For most of its length, this is a tense dystopian novel set in a near-future Japan where the state has access to and control of all private information and people are subject to intense computer and video scrutiny. This has resulted in an increase in the number of children who have difficulty empathizing with or communicating with others.

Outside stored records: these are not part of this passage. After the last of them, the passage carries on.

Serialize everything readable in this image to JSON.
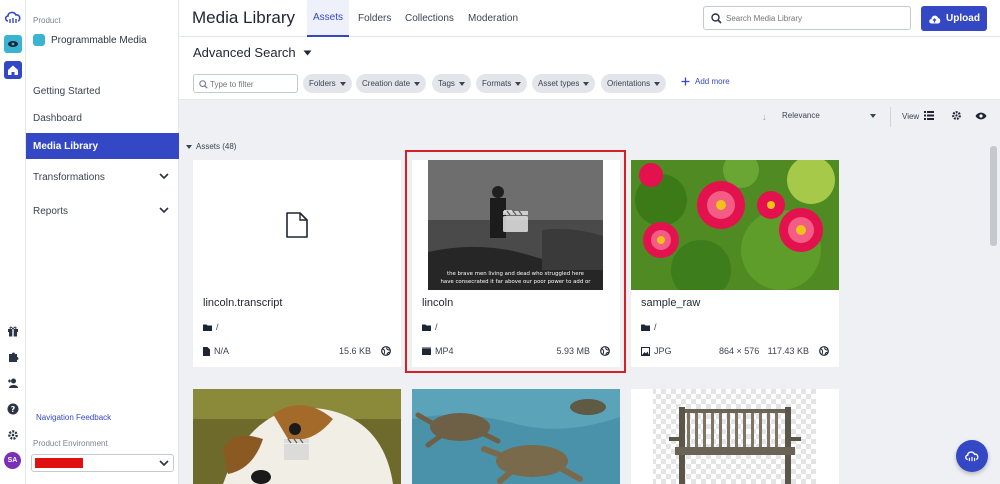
{
  "colors": {
    "accent": "#3448c5",
    "selection": "#d71f26",
    "product_icon": "#3bb4d4",
    "avatar": "#7b2fb8"
  },
  "rail": {
    "icons": [
      "cloudinary-logo-icon",
      "programmable-media-icon",
      "home-icon",
      "gift-icon",
      "puzzle-icon",
      "add-user-icon",
      "help-icon",
      "settings-icon"
    ],
    "avatar_initials": "SA"
  },
  "sidebar": {
    "product_label": "Product",
    "product_name": "Programmable Media",
    "items": [
      {
        "label": "Getting Started",
        "expandable": false,
        "active": false
      },
      {
        "label": "Dashboard",
        "expandable": false,
        "active": false
      },
      {
        "label": "Media Library",
        "expandable": false,
        "active": true
      },
      {
        "label": "Transformations",
        "expandable": true,
        "active": false
      },
      {
        "label": "Reports",
        "expandable": true,
        "active": false
      }
    ],
    "feedback_link": "Navigation Feedback",
    "env_label": "Product Environment"
  },
  "header": {
    "title": "Media Library",
    "tabs": [
      {
        "label": "Assets",
        "active": true
      },
      {
        "label": "Folders",
        "active": false
      },
      {
        "label": "Collections",
        "active": false
      },
      {
        "label": "Moderation",
        "active": false
      }
    ],
    "search_placeholder": "Search Media Library",
    "upload_label": "Upload"
  },
  "filters": {
    "title": "Advanced Search",
    "filter_placeholder": "Type to filter",
    "chips": [
      "Folders",
      "Creation date",
      "Tags",
      "Formats",
      "Asset types",
      "Orientations"
    ],
    "add_more": "Add more"
  },
  "toolbar": {
    "sort_label": "Relevance",
    "view_label": "View"
  },
  "assets": {
    "header": "Assets (48)",
    "cards": [
      {
        "name": "lincoln.transcript",
        "folder": "/",
        "type": "N/A",
        "dims": "",
        "size": "15.6 KB",
        "thumb": "document",
        "selected": false
      },
      {
        "name": "lincoln",
        "folder": "/",
        "type": "MP4",
        "dims": "",
        "size": "5.93 MB",
        "thumb": "video",
        "selected": true,
        "subtitle_lines": [
          "the brave men living and dead who struggled here",
          "have consecrated it far above our poor power to add or"
        ]
      },
      {
        "name": "sample_raw",
        "folder": "/",
        "type": "JPG",
        "dims": "864 × 576",
        "size": "117.43 KB",
        "thumb": "flowers",
        "selected": false
      },
      {
        "thumb": "dog-video"
      },
      {
        "thumb": "turtles"
      },
      {
        "thumb": "bench"
      }
    ]
  }
}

The best part of the worldbuilding is how thoroughly Kyogoku inhabits the minds of his characters; they read very much as the products of their society.
Then at the end there is SUDDEN SURPRISE CANNIBALISM. That is just not where I expect a book about information security and the sterility of the modern surveillence state to go.

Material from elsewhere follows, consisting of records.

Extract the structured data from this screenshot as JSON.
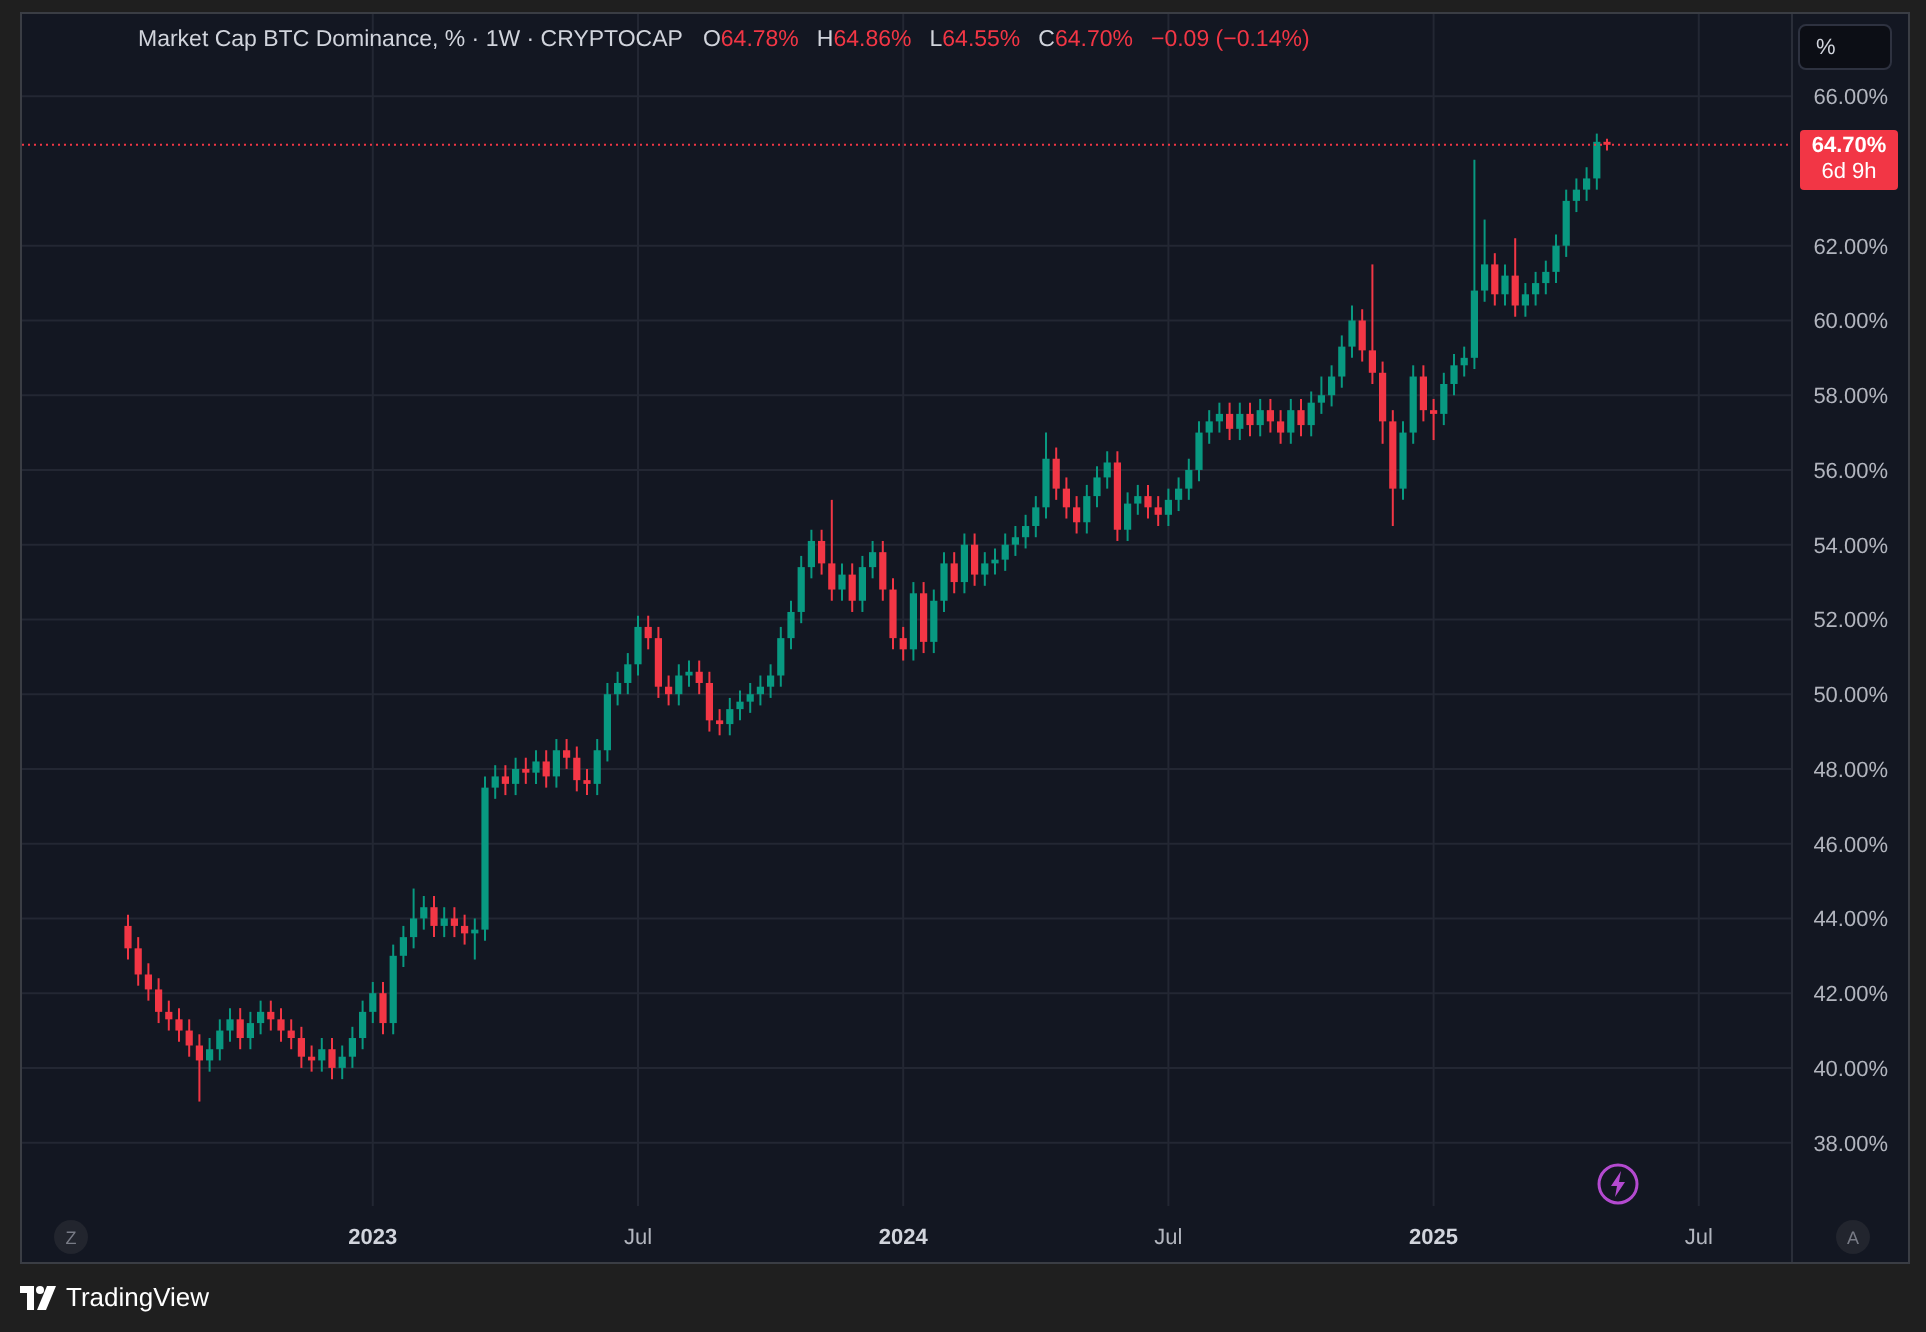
{
  "legend": {
    "title": "Market Cap BTC Dominance, % · 1W · CRYPTOCAP",
    "color": "#f23645",
    "ohlc": [
      {
        "label": "O",
        "value": "64.78%"
      },
      {
        "label": "H",
        "value": "64.86%"
      },
      {
        "label": "L",
        "value": "64.55%"
      },
      {
        "label": "C",
        "value": "64.70%"
      }
    ],
    "change": "−0.09 (−0.14%)"
  },
  "scale_button": {
    "label": "%"
  },
  "price_label": {
    "price": "64.70%",
    "countdown": "6d 9h",
    "color": "#f23645"
  },
  "chart": {
    "chart_data": {
      "type": "candlestick",
      "ylim": [
        34.7,
        68.2
      ],
      "grid": true,
      "yticks": [
        {
          "value": 38,
          "label": "38.00%"
        },
        {
          "value": 40,
          "label": "40.00%"
        },
        {
          "value": 42,
          "label": "42.00%"
        },
        {
          "value": 44,
          "label": "44.00%"
        },
        {
          "value": 46,
          "label": "46.00%"
        },
        {
          "value": 48,
          "label": "48.00%"
        },
        {
          "value": 50,
          "label": "50.00%"
        },
        {
          "value": 52,
          "label": "52.00%"
        },
        {
          "value": 54,
          "label": "54.00%"
        },
        {
          "value": 56,
          "label": "56.00%"
        },
        {
          "value": 58,
          "label": "58.00%"
        },
        {
          "value": 60,
          "label": "60.00%"
        },
        {
          "value": 62,
          "label": "62.00%"
        },
        {
          "value": 66,
          "label": "66.00%"
        }
      ],
      "ref_lines": [
        {
          "axis": "y",
          "value": 64.7,
          "color": "#f23645"
        }
      ],
      "categories": [
        null,
        null,
        null,
        null,
        null,
        null,
        null,
        null,
        null,
        null,
        null,
        null,
        null,
        null,
        null,
        null,
        null,
        null,
        null,
        null,
        null,
        null,
        null,
        null,
        "2023",
        null,
        null,
        null,
        null,
        null,
        null,
        null,
        null,
        null,
        null,
        null,
        null,
        null,
        null,
        null,
        null,
        null,
        null,
        null,
        null,
        null,
        null,
        null,
        null,
        null,
        "Jul",
        null,
        null,
        null,
        null,
        null,
        null,
        null,
        null,
        null,
        null,
        null,
        null,
        null,
        null,
        null,
        null,
        null,
        null,
        null,
        null,
        null,
        null,
        null,
        null,
        null,
        "2024",
        null,
        null,
        null,
        null,
        null,
        null,
        null,
        null,
        null,
        null,
        null,
        null,
        null,
        null,
        null,
        null,
        null,
        null,
        null,
        null,
        null,
        null,
        null,
        null,
        null,
        "Jul",
        null,
        null,
        null,
        null,
        null,
        null,
        null,
        null,
        null,
        null,
        null,
        null,
        null,
        null,
        null,
        null,
        null,
        null,
        null,
        null,
        null,
        null,
        null,
        null,
        null,
        "2025",
        null,
        null,
        null,
        null,
        null,
        null,
        null,
        null,
        null,
        null,
        null,
        null,
        null,
        null,
        null,
        null,
        null,
        null,
        null,
        null,
        null,
        null,
        null,
        null,
        null,
        "Jul"
      ],
      "ohlc": [
        [
          43.8,
          44.1,
          42.9,
          43.2
        ],
        [
          43.2,
          43.5,
          42.2,
          42.5
        ],
        [
          42.5,
          42.8,
          41.8,
          42.1
        ],
        [
          42.1,
          42.4,
          41.2,
          41.5
        ],
        [
          41.5,
          41.8,
          41,
          41.3
        ],
        [
          41.3,
          41.6,
          40.7,
          41
        ],
        [
          41,
          41.3,
          40.3,
          40.6
        ],
        [
          40.6,
          40.9,
          39.1,
          40.2
        ],
        [
          40.2,
          40.8,
          39.9,
          40.5
        ],
        [
          40.5,
          41.3,
          40.2,
          41
        ],
        [
          41,
          41.6,
          40.7,
          41.3
        ],
        [
          41.3,
          41.6,
          40.5,
          40.8
        ],
        [
          40.8,
          41.5,
          40.5,
          41.2
        ],
        [
          41.2,
          41.8,
          40.9,
          41.5
        ],
        [
          41.5,
          41.8,
          41,
          41.3
        ],
        [
          41.3,
          41.6,
          40.7,
          41
        ],
        [
          41,
          41.3,
          40.5,
          40.8
        ],
        [
          40.8,
          41.1,
          40,
          40.3
        ],
        [
          40.3,
          40.6,
          39.9,
          40.2
        ],
        [
          40.2,
          40.8,
          39.9,
          40.5
        ],
        [
          40.5,
          40.8,
          39.7,
          40
        ],
        [
          40,
          40.6,
          39.7,
          40.3
        ],
        [
          40.3,
          41.1,
          40,
          40.8
        ],
        [
          40.8,
          41.8,
          40.5,
          41.5
        ],
        [
          41.5,
          42.3,
          41.2,
          42
        ],
        [
          42,
          42.3,
          40.9,
          41.2
        ],
        [
          41.2,
          43.3,
          40.9,
          43
        ],
        [
          43,
          43.8,
          42.7,
          43.5
        ],
        [
          43.5,
          44.8,
          43.2,
          44
        ],
        [
          44,
          44.6,
          43.7,
          44.3
        ],
        [
          44.3,
          44.6,
          43.5,
          43.8
        ],
        [
          43.8,
          44.3,
          43.5,
          44
        ],
        [
          44,
          44.3,
          43.5,
          43.8
        ],
        [
          43.8,
          44.1,
          43.3,
          43.6
        ],
        [
          43.6,
          44,
          42.9,
          43.7
        ],
        [
          43.7,
          47.8,
          43.4,
          47.5
        ],
        [
          47.5,
          48.1,
          47.2,
          47.8
        ],
        [
          47.8,
          48.1,
          47.3,
          47.6
        ],
        [
          47.6,
          48.3,
          47.3,
          48
        ],
        [
          48,
          48.3,
          47.6,
          47.9
        ],
        [
          47.9,
          48.5,
          47.6,
          48.2
        ],
        [
          48.2,
          48.5,
          47.5,
          47.8
        ],
        [
          47.8,
          48.8,
          47.5,
          48.5
        ],
        [
          48.5,
          48.8,
          48,
          48.3
        ],
        [
          48.3,
          48.6,
          47.4,
          47.7
        ],
        [
          47.7,
          48,
          47.3,
          47.6
        ],
        [
          47.6,
          48.8,
          47.3,
          48.5
        ],
        [
          48.5,
          50.3,
          48.2,
          50
        ],
        [
          50,
          50.6,
          49.7,
          50.3
        ],
        [
          50.3,
          51.1,
          50,
          50.8
        ],
        [
          50.8,
          52.1,
          50.5,
          51.8
        ],
        [
          51.8,
          52.1,
          51.2,
          51.5
        ],
        [
          51.5,
          51.8,
          49.9,
          50.2
        ],
        [
          50.2,
          50.5,
          49.7,
          50
        ],
        [
          50,
          50.8,
          49.7,
          50.5
        ],
        [
          50.5,
          50.9,
          50.2,
          50.6
        ],
        [
          50.6,
          50.9,
          50,
          50.3
        ],
        [
          50.3,
          50.6,
          49,
          49.3
        ],
        [
          49.3,
          49.6,
          48.9,
          49.2
        ],
        [
          49.2,
          49.9,
          48.9,
          49.6
        ],
        [
          49.6,
          50.1,
          49.3,
          49.8
        ],
        [
          49.8,
          50.3,
          49.5,
          50
        ],
        [
          50,
          50.5,
          49.7,
          50.2
        ],
        [
          50.2,
          50.8,
          49.9,
          50.5
        ],
        [
          50.5,
          51.8,
          50.2,
          51.5
        ],
        [
          51.5,
          52.5,
          51.2,
          52.2
        ],
        [
          52.2,
          53.7,
          51.9,
          53.4
        ],
        [
          53.4,
          54.4,
          53.1,
          54.1
        ],
        [
          54.1,
          54.4,
          53.2,
          53.5
        ],
        [
          53.5,
          55.2,
          52.5,
          52.8
        ],
        [
          52.8,
          53.5,
          52.5,
          53.2
        ],
        [
          53.2,
          53.5,
          52.2,
          52.5
        ],
        [
          52.5,
          53.7,
          52.2,
          53.4
        ],
        [
          53.4,
          54.1,
          53.1,
          53.8
        ],
        [
          53.8,
          54.1,
          52.5,
          52.8
        ],
        [
          52.8,
          53.1,
          51.2,
          51.5
        ],
        [
          51.5,
          51.8,
          50.9,
          51.2
        ],
        [
          51.2,
          53,
          50.9,
          52.7
        ],
        [
          52.7,
          53,
          51.1,
          51.4
        ],
        [
          51.4,
          52.8,
          51.1,
          52.5
        ],
        [
          52.5,
          53.8,
          52.2,
          53.5
        ],
        [
          53.5,
          53.8,
          52.7,
          53
        ],
        [
          53,
          54.3,
          52.7,
          54
        ],
        [
          54,
          54.3,
          52.9,
          53.2
        ],
        [
          53.2,
          53.8,
          52.9,
          53.5
        ],
        [
          53.5,
          53.9,
          53.2,
          53.6
        ],
        [
          53.6,
          54.3,
          53.3,
          54
        ],
        [
          54,
          54.5,
          53.7,
          54.2
        ],
        [
          54.2,
          54.8,
          53.9,
          54.5
        ],
        [
          54.5,
          55.3,
          54.2,
          55
        ],
        [
          55,
          57,
          54.7,
          56.3
        ],
        [
          56.3,
          56.6,
          55.2,
          55.5
        ],
        [
          55.5,
          55.8,
          54.7,
          55
        ],
        [
          55,
          55.3,
          54.3,
          54.6
        ],
        [
          54.6,
          55.6,
          54.3,
          55.3
        ],
        [
          55.3,
          56.1,
          55,
          55.8
        ],
        [
          55.8,
          56.5,
          55.5,
          56.2
        ],
        [
          56.2,
          56.5,
          54.1,
          54.4
        ],
        [
          54.4,
          55.4,
          54.1,
          55.1
        ],
        [
          55.1,
          55.6,
          54.8,
          55.3
        ],
        [
          55.3,
          55.6,
          54.7,
          55
        ],
        [
          55,
          55.3,
          54.5,
          54.8
        ],
        [
          54.8,
          55.5,
          54.5,
          55.2
        ],
        [
          55.2,
          55.8,
          54.9,
          55.5
        ],
        [
          55.5,
          56.3,
          55.2,
          56
        ],
        [
          56,
          57.3,
          55.7,
          57
        ],
        [
          57,
          57.6,
          56.7,
          57.3
        ],
        [
          57.3,
          57.8,
          57,
          57.5
        ],
        [
          57.5,
          57.8,
          56.8,
          57.1
        ],
        [
          57.1,
          57.8,
          56.8,
          57.5
        ],
        [
          57.5,
          57.8,
          56.9,
          57.2
        ],
        [
          57.2,
          57.9,
          56.9,
          57.6
        ],
        [
          57.6,
          57.9,
          57,
          57.3
        ],
        [
          57.3,
          57.6,
          56.7,
          57
        ],
        [
          57,
          57.9,
          56.7,
          57.6
        ],
        [
          57.6,
          57.9,
          56.9,
          57.2
        ],
        [
          57.2,
          58.1,
          56.9,
          57.8
        ],
        [
          57.8,
          58.5,
          57.5,
          58
        ],
        [
          58,
          58.8,
          57.7,
          58.5
        ],
        [
          58.5,
          59.6,
          58.2,
          59.3
        ],
        [
          59.3,
          60.4,
          59,
          60
        ],
        [
          60,
          60.3,
          58.9,
          59.2
        ],
        [
          59.2,
          61.5,
          58.3,
          58.6
        ],
        [
          58.6,
          58.9,
          56.7,
          57.3
        ],
        [
          57.3,
          57.6,
          54.5,
          55.5
        ],
        [
          55.5,
          57.3,
          55.2,
          57
        ],
        [
          57,
          58.8,
          56.7,
          58.5
        ],
        [
          58.5,
          58.8,
          57.3,
          57.6
        ],
        [
          57.6,
          57.9,
          56.8,
          57.5
        ],
        [
          57.5,
          58.6,
          57.2,
          58.3
        ],
        [
          58.3,
          59.1,
          58,
          58.8
        ],
        [
          58.8,
          59.3,
          58.5,
          59
        ],
        [
          59,
          64.3,
          58.7,
          60.8
        ],
        [
          60.8,
          62.7,
          60.5,
          61.5
        ],
        [
          61.5,
          61.8,
          60.4,
          60.7
        ],
        [
          60.7,
          61.5,
          60.4,
          61.2
        ],
        [
          61.2,
          62.2,
          60.1,
          60.4
        ],
        [
          60.4,
          61,
          60.1,
          60.7
        ],
        [
          60.7,
          61.3,
          60.4,
          61
        ],
        [
          61,
          61.6,
          60.7,
          61.3
        ],
        [
          61.3,
          62.3,
          61,
          62
        ],
        [
          62,
          63.5,
          61.7,
          63.2
        ],
        [
          63.2,
          63.8,
          62.9,
          63.5
        ],
        [
          63.5,
          64.1,
          63.2,
          63.8
        ],
        [
          63.8,
          65,
          63.5,
          64.78
        ],
        [
          64.78,
          64.86,
          64.55,
          64.7
        ],
        null,
        null,
        null,
        null,
        null,
        null,
        null,
        null,
        null
      ]
    }
  },
  "corner_buttons": [
    {
      "label": "Z"
    },
    {
      "label": "A"
    }
  ],
  "brand": {
    "name": "TradingView"
  }
}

The translation is very choppy feeling and tends to be very repetitive, which I think may be more acceptable in Japanese than in English; a lot of the free indirect discourse would have read better considerably more condensed.